Community Cultural Development (CCD) work is complex in the ways power seeks to preserve itself and the ways communities relate to power. While CCD practice requires focus and a willingness to confront issues, its secret weapon is the joy of individual and community expression. Because CCD practice locates itself in a community’s intellectual, emotional, spiritual, and material traditions and features, the stakes couldn’t be higher.
One can starve to death for lack of food, and one can die when one’s cultural roots are poisoned, asNgugi wa Thiong’o makes plain in Decolonising the Mind (1986):
The effect of the cultural bomb is to annihilate a people’s belief in their names, in their languages, in their environment, in their heritage of struggle, in their unity, in their capacities, and ultimately in themselves. It makes them see their past as one wasteland of non-achievement and it makes them want to distance themselves from that wasteland. It makes them want to identify with that which is furthest removed from themselves; for instance, with other peoples’ languages rather than their own. It makes them identify with that which is decadent and reactionary, all those forces which would stop their own springs of life. It even plants serious doubts about the moral rightness of struggle. Possibilities of triumph or victory are seen as remote, ridiculous dreams. The intended results are despair, despondency, and a collective death-wish.
The Universal Declaration of Human Rights affirms a simple and profound concept: Everyone has the right freely to participate in the cultural life of the community, to enjoy the arts and to share in scientific advancement and its benefits. (Article 27, Section 1) This principle of cultural equity has always been just under the surface of Roadside’s activity.
The 50th anniversary celebration of the Free Southern Theater (FST) in 2013 brought together activists and artists of different ages and backgrounds with civil rights veterans, who, as young men and women in the 1960s, put their lives on the line for freedom. Often described as the theater wing of the civil rights movement, the FST was founded in 1963 at Tougaloo College in Mississippi by Student Nonviolent Coordinating Committee members.
In 1985, one of FST’s founders, John O’Neal, held a funeral, “a valediction without mourning,” in New Orleans for the theater.
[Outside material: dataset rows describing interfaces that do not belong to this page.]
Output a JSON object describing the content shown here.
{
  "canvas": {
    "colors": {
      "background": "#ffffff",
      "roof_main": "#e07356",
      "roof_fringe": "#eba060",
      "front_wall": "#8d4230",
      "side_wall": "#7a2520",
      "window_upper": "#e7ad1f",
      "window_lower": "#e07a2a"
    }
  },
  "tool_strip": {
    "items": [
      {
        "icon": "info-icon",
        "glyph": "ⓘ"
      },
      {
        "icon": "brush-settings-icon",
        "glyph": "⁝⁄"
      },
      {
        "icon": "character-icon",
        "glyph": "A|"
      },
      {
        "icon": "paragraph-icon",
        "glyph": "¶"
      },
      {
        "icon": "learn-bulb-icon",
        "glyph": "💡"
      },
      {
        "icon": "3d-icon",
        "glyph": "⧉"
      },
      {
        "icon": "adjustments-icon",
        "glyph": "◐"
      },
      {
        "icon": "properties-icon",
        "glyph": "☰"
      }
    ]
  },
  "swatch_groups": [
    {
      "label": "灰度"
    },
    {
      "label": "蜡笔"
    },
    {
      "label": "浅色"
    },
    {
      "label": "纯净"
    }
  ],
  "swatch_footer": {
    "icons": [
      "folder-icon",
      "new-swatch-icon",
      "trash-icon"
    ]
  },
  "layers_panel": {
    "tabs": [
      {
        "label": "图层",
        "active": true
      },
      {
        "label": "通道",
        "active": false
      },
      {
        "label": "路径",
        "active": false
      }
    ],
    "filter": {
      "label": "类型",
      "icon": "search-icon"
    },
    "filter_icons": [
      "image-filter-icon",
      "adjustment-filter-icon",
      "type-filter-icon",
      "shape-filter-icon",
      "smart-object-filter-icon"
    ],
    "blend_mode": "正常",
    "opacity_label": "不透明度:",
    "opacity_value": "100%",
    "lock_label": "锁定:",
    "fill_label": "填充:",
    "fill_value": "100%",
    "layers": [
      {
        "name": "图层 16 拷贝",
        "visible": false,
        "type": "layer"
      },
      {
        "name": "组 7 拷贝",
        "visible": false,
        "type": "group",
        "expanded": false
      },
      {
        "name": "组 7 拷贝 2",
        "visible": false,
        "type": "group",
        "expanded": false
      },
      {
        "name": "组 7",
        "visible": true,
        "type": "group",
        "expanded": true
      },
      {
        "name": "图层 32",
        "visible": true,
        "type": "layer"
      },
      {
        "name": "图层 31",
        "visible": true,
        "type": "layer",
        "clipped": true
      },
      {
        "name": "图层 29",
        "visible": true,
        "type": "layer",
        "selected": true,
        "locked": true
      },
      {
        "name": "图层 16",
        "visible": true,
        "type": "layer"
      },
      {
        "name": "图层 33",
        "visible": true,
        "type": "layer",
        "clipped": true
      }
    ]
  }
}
People came from struggling communities in different regions of the U.S. to perform and witness theater’s power to address human rights and think together about social justice. Roadside performed South of the Mountain, which tells the story of the moment in an Appalachian family when hillside farming and barter gave way to coalmining and the company store.
The 1985 funeral’s weeklong series of performances and dialogues culminated in a traditional second line. Snaking from Congo Square down Dumaine Street into Treme, the relic-filled FST coffin, its pallbearers, and its gathering of followers shimmied and shook to the syncopated beat of a traditional brass marching band. From the ashes of the Free Southern Theater arose Junebug Productions.
The FST anniversary made one wonder what a 21st century theater of liberation would look like, and the role community cultural development could play in such a movement. Those who understand power understand the power of culture and its devised expression, art. They understand that those who control the means of cultural production control the story the nation tells itself.
Roadside’s community cultural development practice seeks to unmask power so that it may be shared in service to the ideal of a cultural democracy in which all cultures have an equal chance to develop – and inevitably to cross-pollinate.
Some see signs of a new populist democratic movement beginning to form, a movement akin to the labor and civil rights movements of the last century. One can be sure that resistance to such a movement by those relatively few currently holding inordinate amounts of power will be swift, unilateral, and, if necessary, brutal.
Those in power will be counting on unwitting allies – those who can be riled up by the red herring of some enemy out to destroy them, and those within progressive ranks who can be co-opted by being told that it’s about them as exceptional individuals rather than about collective struggle.
As Kentucky writer and farmer Wendell Berry has observed, "Individual genius of the modern kind never has courage equal to its essential loneliness, and so it commits itself passionately to clichés of individualism and a uniformity of innovation, ignorant of what precedes it, destructive of what it ignores."
We should know now that even movements originating from good intentions can become problematic as unintended consequences mount. The antidote to unintended consequences and co-option is vigorous critical discourse in which we agree to build and sharpen each other as we hold each other accountable for our decisions.
Presently, this iterative discourse is almost non-existent in the nonprofit arts sector, so plenty continues to go wrong. But struggle is an alternative to despair, and community cultural development can energize communities, making them more conscious of their capacity to transform themselves with people power.